I wanted to write a daemon that users can start, and that, every 2 hours, automatically mounts an authenticated network share. The daemon will prompt the user for the password only the first time, and it will keep it
My idea was to somehow call the linux program
mount(1) (manpage notation). The protocol for the mounting (in my case samba) only allows to give the password via the mount options
-o . However, passing the password as a parameter to a shell script makes it visible in the ps-table.
Then, I found out that there's a linux system call
mount(2) that takes the same parameters. Is it safe to simply pass the password as plaintext to
Things I worry about:
mount(2)might be implemented by calling a process where it passes the arguments, including the password. This would leave the password in the ps-table. However, I think system calls won't do that?
mount(2)might have its parameters in non-
mlock()ed memory, e.g. if the system swaps, the plaintext password is readable on disk. I don't know if a system-calls memory can be swapped, but since the mount call is only active for a short time, I guess this is no real issue.
mount(2)might (maybe depending on the file system type) print error or log messages exposing its parameters. (e.g. in system files like
dmesgoutput). At least, I just tested
MS_SILENTflag and did not find any system logs, even on failure.

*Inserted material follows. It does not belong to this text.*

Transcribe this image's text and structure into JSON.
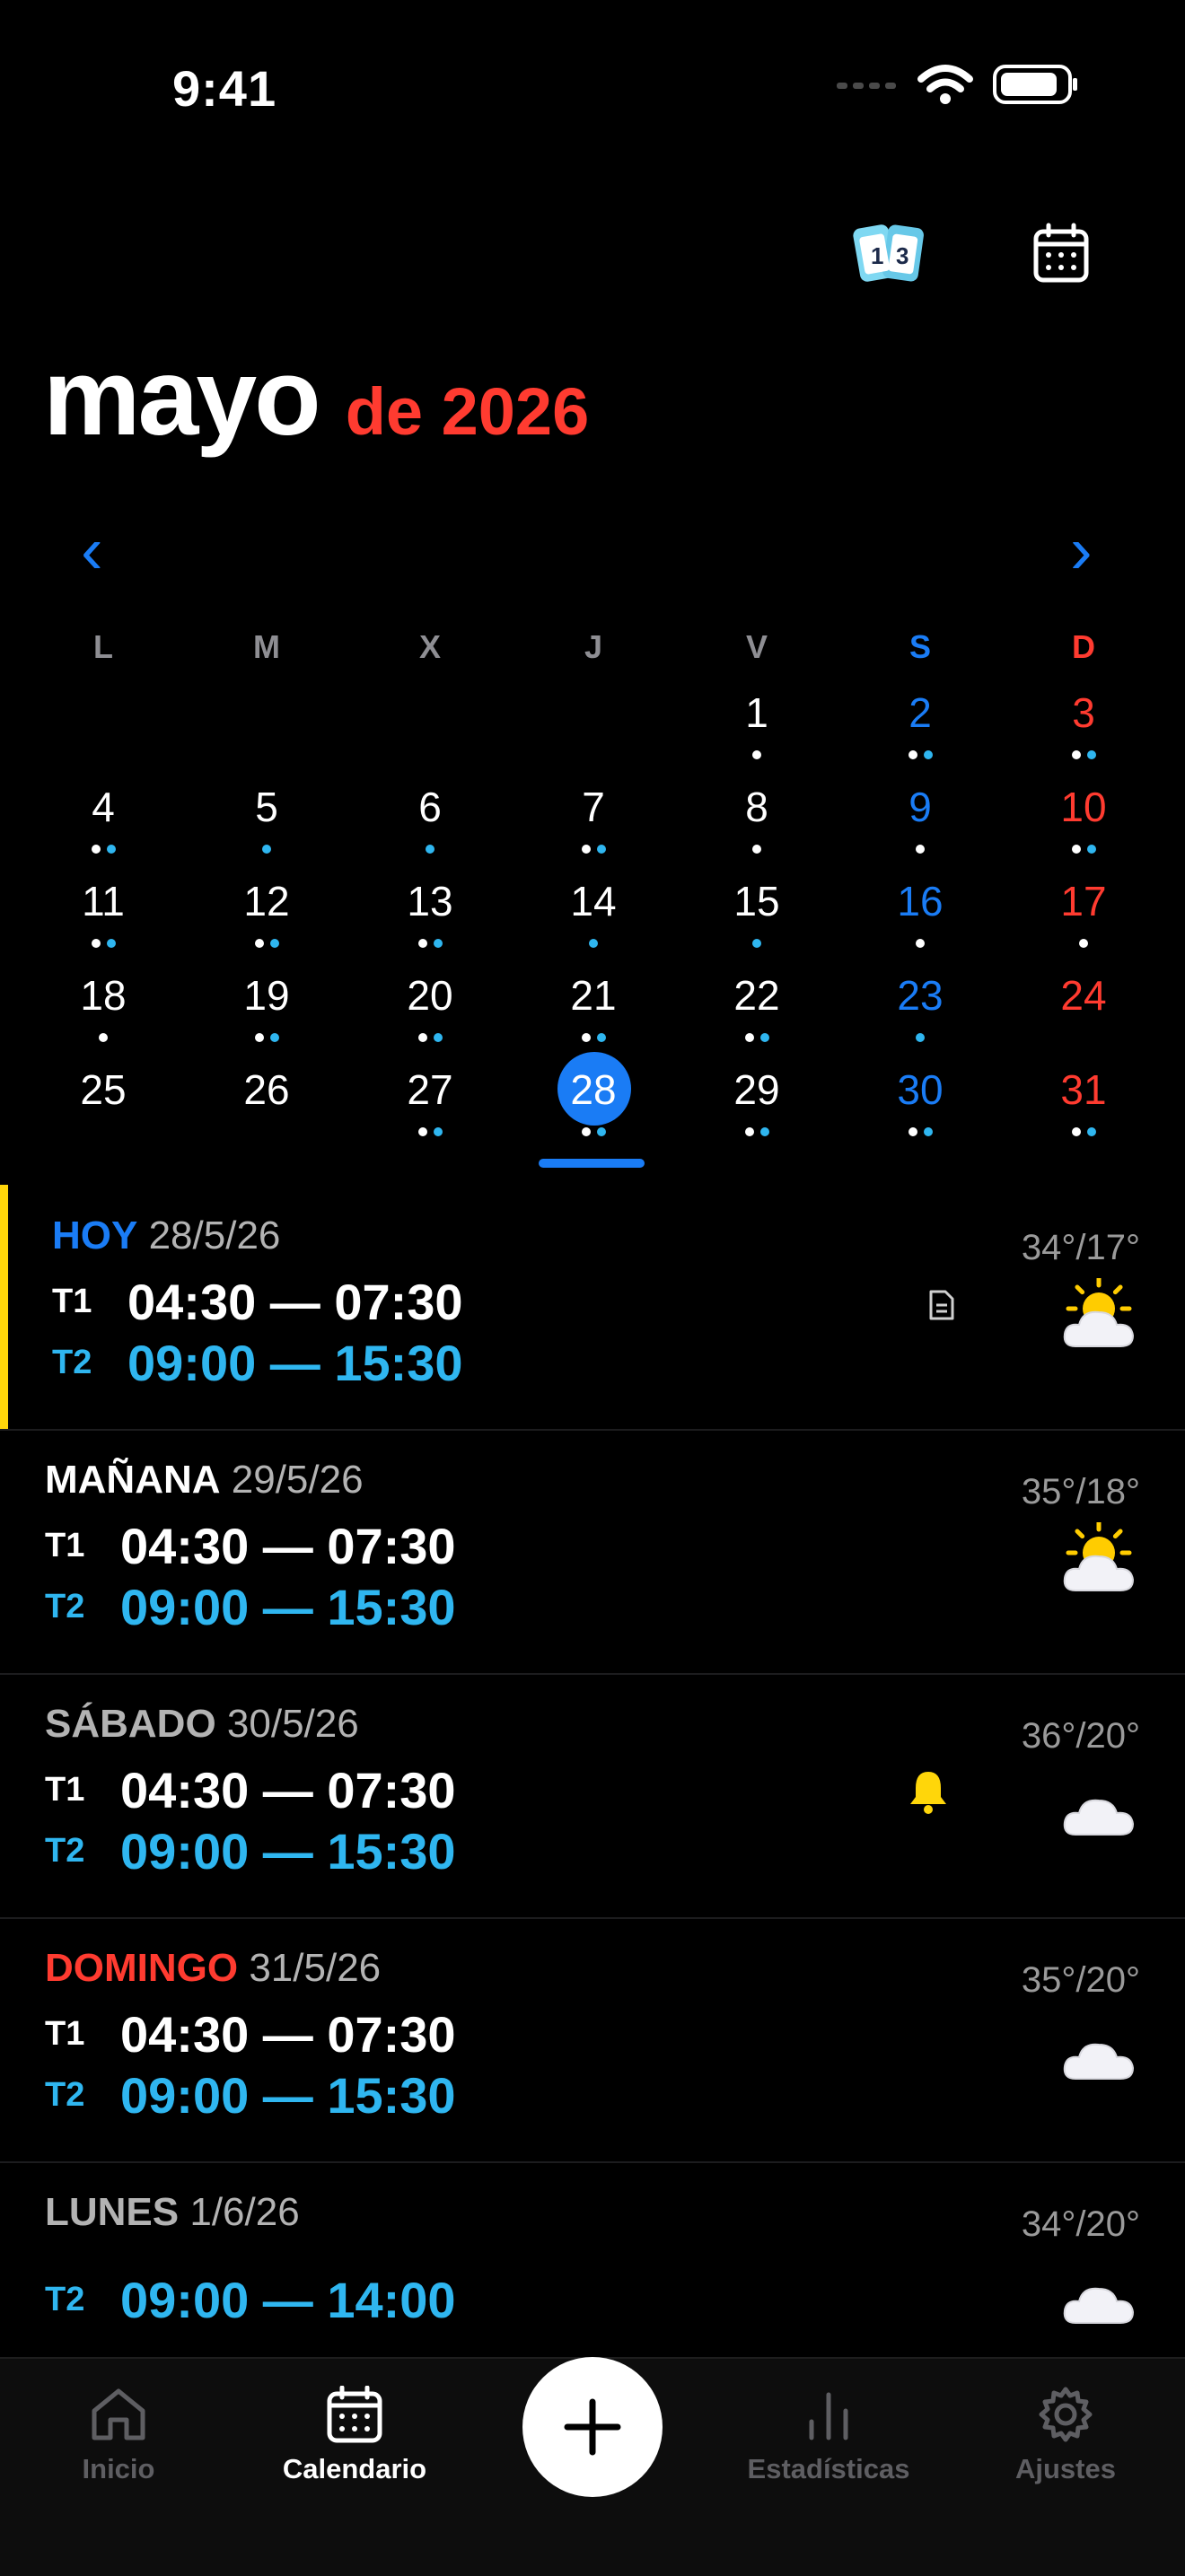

All in all, how safe is my solution?
Notes:  Samba also allows plaintext authentication files or typing the password at a prompt, but that was not useful in my case.